* SOURCE DATA
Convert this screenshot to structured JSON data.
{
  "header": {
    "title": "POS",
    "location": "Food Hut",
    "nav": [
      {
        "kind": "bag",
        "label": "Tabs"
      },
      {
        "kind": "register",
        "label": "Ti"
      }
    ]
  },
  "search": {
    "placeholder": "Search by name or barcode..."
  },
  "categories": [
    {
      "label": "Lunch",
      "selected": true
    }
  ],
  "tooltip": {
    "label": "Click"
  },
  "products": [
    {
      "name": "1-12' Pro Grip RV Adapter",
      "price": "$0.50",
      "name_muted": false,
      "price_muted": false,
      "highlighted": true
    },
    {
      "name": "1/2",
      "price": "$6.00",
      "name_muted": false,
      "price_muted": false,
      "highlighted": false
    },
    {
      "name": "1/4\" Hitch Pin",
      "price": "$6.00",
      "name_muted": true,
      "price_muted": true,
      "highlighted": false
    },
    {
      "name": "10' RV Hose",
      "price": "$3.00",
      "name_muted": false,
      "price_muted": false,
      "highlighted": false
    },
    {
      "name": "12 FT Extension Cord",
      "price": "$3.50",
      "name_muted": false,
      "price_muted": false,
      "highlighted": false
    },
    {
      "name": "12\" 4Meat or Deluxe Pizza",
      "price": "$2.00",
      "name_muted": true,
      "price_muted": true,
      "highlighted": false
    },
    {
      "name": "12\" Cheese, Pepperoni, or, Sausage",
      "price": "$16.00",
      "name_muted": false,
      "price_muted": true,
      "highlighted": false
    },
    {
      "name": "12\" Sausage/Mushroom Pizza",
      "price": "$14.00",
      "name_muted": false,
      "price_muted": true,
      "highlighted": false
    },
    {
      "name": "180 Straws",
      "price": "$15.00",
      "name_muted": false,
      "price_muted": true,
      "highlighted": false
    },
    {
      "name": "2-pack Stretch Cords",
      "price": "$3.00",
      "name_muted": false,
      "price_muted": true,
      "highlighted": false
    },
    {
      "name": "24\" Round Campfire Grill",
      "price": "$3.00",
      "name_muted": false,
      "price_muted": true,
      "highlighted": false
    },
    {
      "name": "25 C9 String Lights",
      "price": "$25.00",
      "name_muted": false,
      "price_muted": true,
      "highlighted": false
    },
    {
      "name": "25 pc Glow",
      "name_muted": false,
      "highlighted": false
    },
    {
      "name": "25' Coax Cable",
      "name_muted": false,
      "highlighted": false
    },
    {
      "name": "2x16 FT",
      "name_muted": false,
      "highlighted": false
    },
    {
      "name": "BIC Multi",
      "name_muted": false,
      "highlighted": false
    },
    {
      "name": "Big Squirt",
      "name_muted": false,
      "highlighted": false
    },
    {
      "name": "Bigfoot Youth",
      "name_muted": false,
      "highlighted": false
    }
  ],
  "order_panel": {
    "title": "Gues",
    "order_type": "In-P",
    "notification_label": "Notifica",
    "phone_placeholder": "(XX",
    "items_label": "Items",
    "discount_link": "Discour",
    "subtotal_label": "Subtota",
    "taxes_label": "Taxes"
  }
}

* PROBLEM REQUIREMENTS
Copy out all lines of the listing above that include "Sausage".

* FINISHED EXERCISE
      "name": "12\" Cheese, Pepperoni, or, Sausage",
      "name": "12\" Sausage/Mushroom Pizza",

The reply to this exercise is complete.